The Pretty Good House Movement
When the term “energy-efficient homes” and superinsulation started to gain currency late in the 20th Century, some critics may have dismissed it as being a pipe dream for hippies and survivalists. But it has grown into a respected standard, the Passive House Standard, for houses that use very little energy.
Energy-efficient construction is nothing new to Connecticut contractor Charles Bogie, who’s been at the forefront of energy-efficient construction for some time.
“I started doing energy-efficient homes back in the early ’80s,” Charles says. “I started with passive solar, and then I went into superinsulation.”
Charles passed down his knowledge of energy-efficient building to his son Ben, who now owns Built to Last Design & Build, LLC. While Built to Last has executed Passive House certification on some projects, they embrace what has come to be called “Pretty Good House” principles: getting the most bang for the least buck. It falls somewhere between the building code and Passive House. It generally includes more insulation and air sealing than the energy code requires. In 2017, Ben, Charles, and the Built to Last crew began remodeling a retirement home in Woodbury, Conn. MI Windows and Doors donated the windows for the project, which was organized by Professional Remodeler magazine for its annual ModelRemodel series.
MI Windows supplied 1650 Extreme Double-Hungs, 1675 Casements, 1650 Picture Windows, and a 1615 Sliding Glass Door to the project. All of the windows were triple glazed for superior energy efficiency.
“When you’re standing next to a window and that surface is cold, it actually draws the heat out through your body,” Ben says. “So the room may be one constant temperature, but you start to feel cold. But if you have triple glazing, that’s another layer of protection, so not only is the building holding its temperature better, but you’re perceiving the temperature inside the home better.”

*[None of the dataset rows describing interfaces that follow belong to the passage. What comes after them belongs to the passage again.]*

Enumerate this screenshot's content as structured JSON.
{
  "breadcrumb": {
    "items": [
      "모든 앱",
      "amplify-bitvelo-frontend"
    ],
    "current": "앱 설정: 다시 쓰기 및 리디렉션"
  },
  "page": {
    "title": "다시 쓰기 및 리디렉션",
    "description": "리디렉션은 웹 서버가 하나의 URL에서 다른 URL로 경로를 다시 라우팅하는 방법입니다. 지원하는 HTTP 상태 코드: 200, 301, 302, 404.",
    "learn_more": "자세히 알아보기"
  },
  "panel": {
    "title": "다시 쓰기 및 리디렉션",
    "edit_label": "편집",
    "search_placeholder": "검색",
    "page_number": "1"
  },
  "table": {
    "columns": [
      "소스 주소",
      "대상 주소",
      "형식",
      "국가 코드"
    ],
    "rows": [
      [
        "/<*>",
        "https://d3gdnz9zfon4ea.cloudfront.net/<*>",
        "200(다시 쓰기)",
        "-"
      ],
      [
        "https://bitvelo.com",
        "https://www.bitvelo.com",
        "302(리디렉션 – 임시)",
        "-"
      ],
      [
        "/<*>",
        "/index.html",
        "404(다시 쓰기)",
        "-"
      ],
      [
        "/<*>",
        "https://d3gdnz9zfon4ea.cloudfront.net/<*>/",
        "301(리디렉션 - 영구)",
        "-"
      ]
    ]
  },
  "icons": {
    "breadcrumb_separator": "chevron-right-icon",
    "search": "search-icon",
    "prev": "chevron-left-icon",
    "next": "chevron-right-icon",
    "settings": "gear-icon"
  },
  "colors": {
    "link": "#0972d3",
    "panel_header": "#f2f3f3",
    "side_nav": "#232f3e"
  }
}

According to Daniel Morrison, who’s been tracking the progress of the remodel for his website protradecraft.com, Ben Bogie is the ideal person to install these energy-efficient windows.
“I first met Ben at a New England Sustainable Energy Association show,” Morrison says. “It brings a lot of energy nerds together. A remodeler from Maine introduced me to Ben. I went to one of Ben’s job sites and liked what I saw, so I have been working with him for a couple of years now shooting video. The first video that I did of Ben … was a Passive House retrofit of a 1030s cabin. To gain Passive House certification, the house must use very little energy and be extremely air tight.”